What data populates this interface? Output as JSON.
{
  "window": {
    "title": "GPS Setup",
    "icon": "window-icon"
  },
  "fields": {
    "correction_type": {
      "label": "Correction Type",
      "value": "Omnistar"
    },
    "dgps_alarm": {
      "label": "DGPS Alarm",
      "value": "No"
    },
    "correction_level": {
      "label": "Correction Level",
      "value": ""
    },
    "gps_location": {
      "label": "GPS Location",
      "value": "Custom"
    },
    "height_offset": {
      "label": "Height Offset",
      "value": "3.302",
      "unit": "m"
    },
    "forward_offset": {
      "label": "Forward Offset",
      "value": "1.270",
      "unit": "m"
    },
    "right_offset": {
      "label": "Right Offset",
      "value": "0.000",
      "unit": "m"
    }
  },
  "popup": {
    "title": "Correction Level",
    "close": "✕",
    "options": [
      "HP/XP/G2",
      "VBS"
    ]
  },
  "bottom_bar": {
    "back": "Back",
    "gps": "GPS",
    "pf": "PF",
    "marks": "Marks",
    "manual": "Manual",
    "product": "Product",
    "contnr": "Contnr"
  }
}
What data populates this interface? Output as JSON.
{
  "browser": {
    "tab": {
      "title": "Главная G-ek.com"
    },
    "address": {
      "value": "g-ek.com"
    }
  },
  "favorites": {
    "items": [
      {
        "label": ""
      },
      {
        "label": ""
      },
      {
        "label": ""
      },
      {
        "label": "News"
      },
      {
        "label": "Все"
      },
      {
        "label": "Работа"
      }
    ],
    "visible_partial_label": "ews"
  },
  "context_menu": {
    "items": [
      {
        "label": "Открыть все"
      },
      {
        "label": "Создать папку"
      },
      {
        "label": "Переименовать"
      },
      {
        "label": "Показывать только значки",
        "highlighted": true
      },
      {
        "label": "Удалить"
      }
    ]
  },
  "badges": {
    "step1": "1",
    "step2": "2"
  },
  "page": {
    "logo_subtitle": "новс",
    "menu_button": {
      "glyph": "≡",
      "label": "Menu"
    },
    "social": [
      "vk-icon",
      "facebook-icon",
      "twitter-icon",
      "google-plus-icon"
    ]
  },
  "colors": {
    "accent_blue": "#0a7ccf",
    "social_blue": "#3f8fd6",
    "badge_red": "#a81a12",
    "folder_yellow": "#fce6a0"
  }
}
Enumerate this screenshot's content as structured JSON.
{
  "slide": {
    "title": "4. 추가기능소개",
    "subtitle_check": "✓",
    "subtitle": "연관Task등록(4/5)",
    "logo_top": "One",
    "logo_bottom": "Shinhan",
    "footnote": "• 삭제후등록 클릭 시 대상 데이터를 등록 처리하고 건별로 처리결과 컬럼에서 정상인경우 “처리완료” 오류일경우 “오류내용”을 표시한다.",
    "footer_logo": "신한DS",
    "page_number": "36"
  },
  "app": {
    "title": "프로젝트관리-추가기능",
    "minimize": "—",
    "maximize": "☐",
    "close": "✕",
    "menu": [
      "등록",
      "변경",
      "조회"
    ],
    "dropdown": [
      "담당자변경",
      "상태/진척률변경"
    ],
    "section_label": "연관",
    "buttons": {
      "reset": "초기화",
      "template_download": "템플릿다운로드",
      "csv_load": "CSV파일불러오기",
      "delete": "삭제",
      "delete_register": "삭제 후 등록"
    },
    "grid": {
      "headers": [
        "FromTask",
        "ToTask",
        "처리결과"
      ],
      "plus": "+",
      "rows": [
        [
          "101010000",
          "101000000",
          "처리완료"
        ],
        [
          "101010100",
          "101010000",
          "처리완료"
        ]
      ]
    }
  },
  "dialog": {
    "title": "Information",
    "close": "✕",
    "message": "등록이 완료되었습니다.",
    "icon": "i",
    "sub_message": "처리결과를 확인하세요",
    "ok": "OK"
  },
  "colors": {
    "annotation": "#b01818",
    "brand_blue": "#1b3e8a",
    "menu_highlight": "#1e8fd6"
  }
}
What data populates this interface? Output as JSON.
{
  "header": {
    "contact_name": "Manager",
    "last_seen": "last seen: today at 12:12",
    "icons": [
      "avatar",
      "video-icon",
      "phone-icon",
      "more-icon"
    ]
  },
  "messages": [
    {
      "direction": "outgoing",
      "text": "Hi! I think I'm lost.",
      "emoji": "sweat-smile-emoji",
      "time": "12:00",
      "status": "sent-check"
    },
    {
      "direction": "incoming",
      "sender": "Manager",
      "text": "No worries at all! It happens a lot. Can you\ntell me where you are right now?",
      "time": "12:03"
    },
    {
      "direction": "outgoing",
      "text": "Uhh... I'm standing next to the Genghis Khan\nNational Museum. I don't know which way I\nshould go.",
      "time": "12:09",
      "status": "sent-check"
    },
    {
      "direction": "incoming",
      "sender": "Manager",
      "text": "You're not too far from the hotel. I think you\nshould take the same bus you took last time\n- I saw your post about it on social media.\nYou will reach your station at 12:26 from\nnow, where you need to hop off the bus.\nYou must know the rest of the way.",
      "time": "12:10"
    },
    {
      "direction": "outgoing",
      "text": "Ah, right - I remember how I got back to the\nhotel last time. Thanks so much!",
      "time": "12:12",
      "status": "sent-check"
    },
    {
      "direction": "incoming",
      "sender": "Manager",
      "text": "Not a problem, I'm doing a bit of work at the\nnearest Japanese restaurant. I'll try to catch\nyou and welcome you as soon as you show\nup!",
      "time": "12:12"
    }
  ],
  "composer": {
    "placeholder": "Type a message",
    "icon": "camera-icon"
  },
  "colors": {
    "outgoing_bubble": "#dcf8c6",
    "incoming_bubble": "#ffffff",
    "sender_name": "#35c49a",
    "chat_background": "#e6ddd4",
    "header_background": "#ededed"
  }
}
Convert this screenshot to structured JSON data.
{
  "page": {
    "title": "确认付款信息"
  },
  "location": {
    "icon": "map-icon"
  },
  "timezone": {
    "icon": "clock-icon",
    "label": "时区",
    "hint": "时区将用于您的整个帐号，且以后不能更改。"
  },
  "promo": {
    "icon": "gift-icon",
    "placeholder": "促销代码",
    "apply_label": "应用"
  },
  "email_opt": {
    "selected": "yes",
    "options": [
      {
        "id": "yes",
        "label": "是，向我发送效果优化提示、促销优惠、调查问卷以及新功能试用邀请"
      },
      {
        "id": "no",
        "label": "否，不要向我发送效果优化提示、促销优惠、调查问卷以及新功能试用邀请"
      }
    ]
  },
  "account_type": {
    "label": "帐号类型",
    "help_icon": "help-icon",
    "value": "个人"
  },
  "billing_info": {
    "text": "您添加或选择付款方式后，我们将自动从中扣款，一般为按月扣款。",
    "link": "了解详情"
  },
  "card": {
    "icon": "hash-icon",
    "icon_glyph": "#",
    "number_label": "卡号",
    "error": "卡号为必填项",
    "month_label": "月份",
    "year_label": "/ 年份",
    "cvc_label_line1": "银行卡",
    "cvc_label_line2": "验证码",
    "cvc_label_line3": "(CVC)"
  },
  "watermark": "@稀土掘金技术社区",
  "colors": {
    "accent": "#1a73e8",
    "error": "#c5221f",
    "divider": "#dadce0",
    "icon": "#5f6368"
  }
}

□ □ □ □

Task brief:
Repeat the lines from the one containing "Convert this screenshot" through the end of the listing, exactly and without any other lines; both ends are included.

Expected output:
Convert this screenshot to structured JSON data.
{
  "page": {
    "title": "确认付款信息"
  },
  "location": {
    "icon": "map-icon"
  },
  "timezone": {
    "icon": "clock-icon",
    "label": "时区",
    "hint": "时区将用于您的整个帐号，且以后不能更改。"
  },
  "promo": {
    "icon": "gift-icon",
    "placeholder": "促销代码",
    "apply_label": "应用"
  },
  "email_opt": {
    "selected": "yes",
    "options": [
      {
        "id": "yes",
        "label": "是，向我发送效果优化提示、促销优惠、调查问卷以及新功能试用邀请"
      },
      {
        "id": "no",
        "label": "否，不要向我发送效果优化提示、促销优惠、调查问卷以及新功能试用邀请"
      }
    ]
  },
  "account_type": {
    "label": "帐号类型",
    "help_icon": "help-icon",
    "value": "个人"
  },
  "billing_info": {
    "text": "您添加或选择付款方式后，我们将自动从中扣款，一般为按月扣款。",
    "link": "了解详情"
  },
  "card": {
    "icon": "hash-icon",
    "icon_glyph": "#",
    "number_label": "卡号",
    "error": "卡号为必填项",
    "month_label": "月份",
    "year_label": "/ 年份",
    "cvc_label_line1": "银行卡",
    "cvc_label_line2": "验证码",
    "cvc_label_line3": "(CVC)"
  },
  "watermark": "@稀土掘金技术社区",
  "colors": {
    "accent": "#1a73e8",
    "error": "#c5221f",
    "divider": "#dadce0",
    "icon": "#5f6368"
  }
}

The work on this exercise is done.